Past the flannel plains and blacktop graphs and skylines of canted rust, and past the tobacco-brown river overhung with weeping trees and coins of sunlight through them on the water downriver, to the place beyond the windbreak, where untilled fields simmer shrilly in the A.M. heat: shattercane, lambsquarter, cutgrass, saw brier, nutgrass, jimsonweed, wild mint, dandelion, foxtail, spinecabbage, goldenrod, creeping charlie, butterprint, nightshade, ragweed, wild oat, vetch, butcher grass, invaginate volunteer beans, all heads nodding in a soft morning breeze like a mother's hand on your cheek. An arrow of starlings fired from the windbreak's thatch. The glitter of dew that stays where it is and steams all day. A sunflower, four more, one bowed, and horses in the distance standing rigid as toys. All nodding. Electric sounds of insects at their business. Ale-colored sunshine and pale sky and whorls of cirrus so high they cast no shadow. Insects all business all the time. Quartz and chert and schist and chondrite iron scabs in granite. Very old land. Look around you. The horizon trembling, shapeless. We are all of us brothers.

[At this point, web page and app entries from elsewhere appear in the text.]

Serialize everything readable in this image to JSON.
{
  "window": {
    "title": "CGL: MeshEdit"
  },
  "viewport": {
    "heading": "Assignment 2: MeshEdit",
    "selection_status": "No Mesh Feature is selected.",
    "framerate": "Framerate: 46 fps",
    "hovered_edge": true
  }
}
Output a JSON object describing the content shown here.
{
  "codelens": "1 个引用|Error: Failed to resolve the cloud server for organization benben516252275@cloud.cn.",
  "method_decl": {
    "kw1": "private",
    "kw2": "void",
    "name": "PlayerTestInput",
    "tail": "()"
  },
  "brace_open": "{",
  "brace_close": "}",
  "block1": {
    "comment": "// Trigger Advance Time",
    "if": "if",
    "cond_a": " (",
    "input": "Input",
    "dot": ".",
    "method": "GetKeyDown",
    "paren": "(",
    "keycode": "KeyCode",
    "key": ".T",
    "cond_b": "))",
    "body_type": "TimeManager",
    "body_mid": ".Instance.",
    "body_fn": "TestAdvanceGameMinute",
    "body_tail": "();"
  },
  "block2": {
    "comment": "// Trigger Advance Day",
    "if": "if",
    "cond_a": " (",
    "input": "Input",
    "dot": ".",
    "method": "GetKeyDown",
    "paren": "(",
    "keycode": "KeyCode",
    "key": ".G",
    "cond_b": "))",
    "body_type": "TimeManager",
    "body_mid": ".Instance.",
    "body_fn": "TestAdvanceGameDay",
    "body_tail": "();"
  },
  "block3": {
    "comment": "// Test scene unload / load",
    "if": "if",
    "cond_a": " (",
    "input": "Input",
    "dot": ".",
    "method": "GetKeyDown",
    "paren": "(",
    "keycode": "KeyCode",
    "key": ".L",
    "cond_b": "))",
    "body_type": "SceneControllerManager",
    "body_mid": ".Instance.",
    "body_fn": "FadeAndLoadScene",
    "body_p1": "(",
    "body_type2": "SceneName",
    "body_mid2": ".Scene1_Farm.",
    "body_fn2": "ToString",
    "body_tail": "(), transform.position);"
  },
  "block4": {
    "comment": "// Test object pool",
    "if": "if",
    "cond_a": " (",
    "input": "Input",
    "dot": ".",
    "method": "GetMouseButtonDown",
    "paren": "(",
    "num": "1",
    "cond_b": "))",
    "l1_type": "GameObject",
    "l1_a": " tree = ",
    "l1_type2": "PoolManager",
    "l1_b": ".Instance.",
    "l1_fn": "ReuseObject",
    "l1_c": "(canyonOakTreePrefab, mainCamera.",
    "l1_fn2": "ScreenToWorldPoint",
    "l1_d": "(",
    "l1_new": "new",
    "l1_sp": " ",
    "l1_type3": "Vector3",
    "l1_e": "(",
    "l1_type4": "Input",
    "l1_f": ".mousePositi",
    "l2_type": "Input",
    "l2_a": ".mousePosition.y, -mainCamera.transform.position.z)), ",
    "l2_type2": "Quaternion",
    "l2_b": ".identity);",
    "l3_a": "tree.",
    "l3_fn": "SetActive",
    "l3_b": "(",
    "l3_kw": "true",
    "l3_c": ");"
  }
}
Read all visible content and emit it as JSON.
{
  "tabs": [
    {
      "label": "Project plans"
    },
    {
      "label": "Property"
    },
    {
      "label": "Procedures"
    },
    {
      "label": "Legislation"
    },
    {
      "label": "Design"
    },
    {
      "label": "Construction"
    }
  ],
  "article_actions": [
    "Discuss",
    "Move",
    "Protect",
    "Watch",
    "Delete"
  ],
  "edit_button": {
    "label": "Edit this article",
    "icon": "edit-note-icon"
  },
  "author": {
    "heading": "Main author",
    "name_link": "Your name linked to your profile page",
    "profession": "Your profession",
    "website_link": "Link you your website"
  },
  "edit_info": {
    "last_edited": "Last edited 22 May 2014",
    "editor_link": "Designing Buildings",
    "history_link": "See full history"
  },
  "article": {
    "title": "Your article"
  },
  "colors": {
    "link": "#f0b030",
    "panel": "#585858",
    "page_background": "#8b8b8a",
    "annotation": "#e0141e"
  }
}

The book follows several recruits joining an IRS tax return processing office in Peoria, Illinois, as they trade their souls for tedium. In his review, Jonathan Segura of Publishers Weekly writes:
It is…one hell of a document and a valiant tribute to the late Wallace, being, as it is, a transfixing and hyper-literate descent into relentless, inescapable despair.
While it's hard not to wince at each of the many mentions of suicide, Wallace is often achingly funny; a passage that begins "I have only one real story about shit. But it's a doozy" and ends with a "prison-type gang-type sexual assault gone wrong" is pants-pissingly hilarious.
The Pale King will be released next month by Little, Brown.